◆ **TASK REQUIREMENTS**
Your answer must match the entries below word for word.

Items listed in a dataset
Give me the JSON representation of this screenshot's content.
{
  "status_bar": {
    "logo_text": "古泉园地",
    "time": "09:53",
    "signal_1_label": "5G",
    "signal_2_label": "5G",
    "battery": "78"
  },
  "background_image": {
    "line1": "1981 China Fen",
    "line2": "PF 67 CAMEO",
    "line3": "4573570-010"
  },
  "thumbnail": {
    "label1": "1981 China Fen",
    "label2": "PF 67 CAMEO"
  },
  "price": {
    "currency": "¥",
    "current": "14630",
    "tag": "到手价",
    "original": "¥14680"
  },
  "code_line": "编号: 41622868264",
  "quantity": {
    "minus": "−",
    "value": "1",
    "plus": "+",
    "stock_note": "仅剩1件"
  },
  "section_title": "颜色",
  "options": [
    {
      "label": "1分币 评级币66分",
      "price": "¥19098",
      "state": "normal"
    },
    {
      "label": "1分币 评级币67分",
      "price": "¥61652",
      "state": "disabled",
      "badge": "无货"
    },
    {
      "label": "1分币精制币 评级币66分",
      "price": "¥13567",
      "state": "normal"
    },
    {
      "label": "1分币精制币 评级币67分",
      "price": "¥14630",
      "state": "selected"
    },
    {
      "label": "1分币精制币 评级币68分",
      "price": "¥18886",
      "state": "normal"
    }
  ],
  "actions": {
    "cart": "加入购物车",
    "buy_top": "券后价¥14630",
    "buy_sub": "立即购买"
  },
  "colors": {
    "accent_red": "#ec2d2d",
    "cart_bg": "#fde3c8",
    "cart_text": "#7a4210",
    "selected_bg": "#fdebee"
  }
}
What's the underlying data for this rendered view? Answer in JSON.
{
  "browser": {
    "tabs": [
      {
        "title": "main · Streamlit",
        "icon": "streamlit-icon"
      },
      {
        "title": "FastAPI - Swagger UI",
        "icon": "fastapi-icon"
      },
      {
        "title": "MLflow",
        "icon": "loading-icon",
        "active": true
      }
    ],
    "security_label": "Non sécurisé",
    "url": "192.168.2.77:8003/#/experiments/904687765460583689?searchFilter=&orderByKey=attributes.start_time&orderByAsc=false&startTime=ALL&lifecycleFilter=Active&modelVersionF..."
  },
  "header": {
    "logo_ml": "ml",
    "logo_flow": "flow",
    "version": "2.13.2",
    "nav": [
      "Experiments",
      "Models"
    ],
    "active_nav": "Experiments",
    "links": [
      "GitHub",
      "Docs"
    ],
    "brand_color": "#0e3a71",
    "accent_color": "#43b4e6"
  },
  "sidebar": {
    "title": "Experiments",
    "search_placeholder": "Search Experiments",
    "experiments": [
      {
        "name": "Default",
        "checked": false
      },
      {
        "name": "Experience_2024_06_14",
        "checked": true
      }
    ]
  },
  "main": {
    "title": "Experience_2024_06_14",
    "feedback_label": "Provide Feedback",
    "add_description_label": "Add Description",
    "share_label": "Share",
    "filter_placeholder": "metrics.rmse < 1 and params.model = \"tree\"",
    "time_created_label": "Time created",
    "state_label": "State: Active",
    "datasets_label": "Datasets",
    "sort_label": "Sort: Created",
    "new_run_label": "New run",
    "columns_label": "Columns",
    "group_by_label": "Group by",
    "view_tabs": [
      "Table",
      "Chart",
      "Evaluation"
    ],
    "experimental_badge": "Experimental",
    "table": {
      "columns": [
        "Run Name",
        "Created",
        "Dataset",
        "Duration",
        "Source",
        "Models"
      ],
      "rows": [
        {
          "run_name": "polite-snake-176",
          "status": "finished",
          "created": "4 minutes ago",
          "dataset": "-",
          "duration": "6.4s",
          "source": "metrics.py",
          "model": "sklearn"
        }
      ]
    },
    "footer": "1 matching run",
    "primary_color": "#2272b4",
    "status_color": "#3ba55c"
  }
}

◆ **ANSWER TO THE EXERCISE**
Give me the JSON representation of this screenshot's content.
{
  "status_bar": {
    "logo_text": "古泉园地",
    "time": "09:53",
    "signal_1_label": "5G",
    "signal_2_label": "5G",
    "battery": "78"
  },
  "background_image": {
    "line1": "1981 China Fen",
    "line2": "PF 67 CAMEO",
    "line3": "4573570-010"
  },
  "thumbnail": {
    "label1": "1981 China Fen",
    "label2": "PF 67 CAMEO"
  },
  "price": {
    "currency": "¥",
    "current": "14630",
    "tag": "到手价",
    "original": "¥14680"
  },
  "code_line": "编号: 41622868264",
  "quantity": {
    "minus": "−",
    "value": "1",
    "plus": "+",
    "stock_note": "仅剩1件"
  },
  "section_title": "颜色",
  "options": [
    {
      "label": "1分币 评级币66分",
      "price": "¥19098",
      "state": "normal"
    },
    {
      "label": "1分币 评级币67分",
      "price": "¥61652",
      "state": "disabled",
      "badge": "无货"
    },
    {
      "label": "1分币精制币 评级币66分",
      "price": "¥13567",
      "state": "normal"
    },
    {
      "label": "1分币精制币 评级币67分",
      "price": "¥14630",
      "state": "selected"
    },
    {
      "label": "1分币精制币 评级币68分",
      "price": "¥18886",
      "state": "normal"
    }
  ],
  "actions": {
    "cart": "加入购物车",
    "buy_top": "券后价¥14630",
    "buy_sub": "立即购买"
  },
  "colors": {
    "accent_red": "#ec2d2d",
    "cart_bg": "#fde3c8",
    "cart_text": "#7a4210",
    "selected_bg": "#fdebee"
  }
}
What's the underlying data for this rendered view? Answer in JSON.
{
  "browser": {
    "tabs": [
      {
        "title": "main · Streamlit",
        "icon": "streamlit-icon"
      },
      {
        "title": "FastAPI - Swagger UI",
        "icon": "fastapi-icon"
      },
      {
        "title": "MLflow",
        "icon": "loading-icon",
        "active": true
      }
    ],
    "security_label": "Non sécurisé",
    "url": "192.168.2.77:8003/#/experiments/904687765460583689?searchFilter=&orderByKey=attributes.start_time&orderByAsc=false&startTime=ALL&lifecycleFilter=Active&modelVersionF..."
  },
  "header": {
    "logo_ml": "ml",
    "logo_flow": "flow",
    "version": "2.13.2",
    "nav": [
      "Experiments",
      "Models"
    ],
    "active_nav": "Experiments",
    "links": [
      "GitHub",
      "Docs"
    ],
    "brand_color": "#0e3a71",
    "accent_color": "#43b4e6"
  },
  "sidebar": {
    "title": "Experiments",
    "search_placeholder": "Search Experiments",
    "experiments": [
      {
        "name": "Default",
        "checked": false
      },
      {
        "name": "Experience_2024_06_14",
        "checked": true
      }
    ]
  },
  "main": {
    "title": "Experience_2024_06_14",
    "feedback_label": "Provide Feedback",
    "add_description_label": "Add Description",
    "share_label": "Share",
    "filter_placeholder": "metrics.rmse < 1 and params.model = \"tree\"",
    "time_created_label": "Time created",
    "state_label": "State: Active",
    "datasets_label": "Datasets",
    "sort_label": "Sort: Created",
    "new_run_label": "New run",
    "columns_label": "Columns",
    "group_by_label": "Group by",
    "view_tabs": [
      "Table",
      "Chart",
      "Evaluation"
    ],
    "experimental_badge": "Experimental",
    "table": {
      "columns": [
        "Run Name",
        "Created",
        "Dataset",
        "Duration",
        "Source",
        "Models"
      ],
      "rows": [
        {
          "run_name": "polite-snake-176",
          "status": "finished",
          "created": "4 minutes ago",
          "dataset": "-",
          "duration": "6.4s",
          "source": "metrics.py",
          "model": "sklearn"
        }
      ]
    },
    "footer": "1 matching run",
    "primary_color": "#2272b4",
    "status_color": "#3ba55c"
  }
}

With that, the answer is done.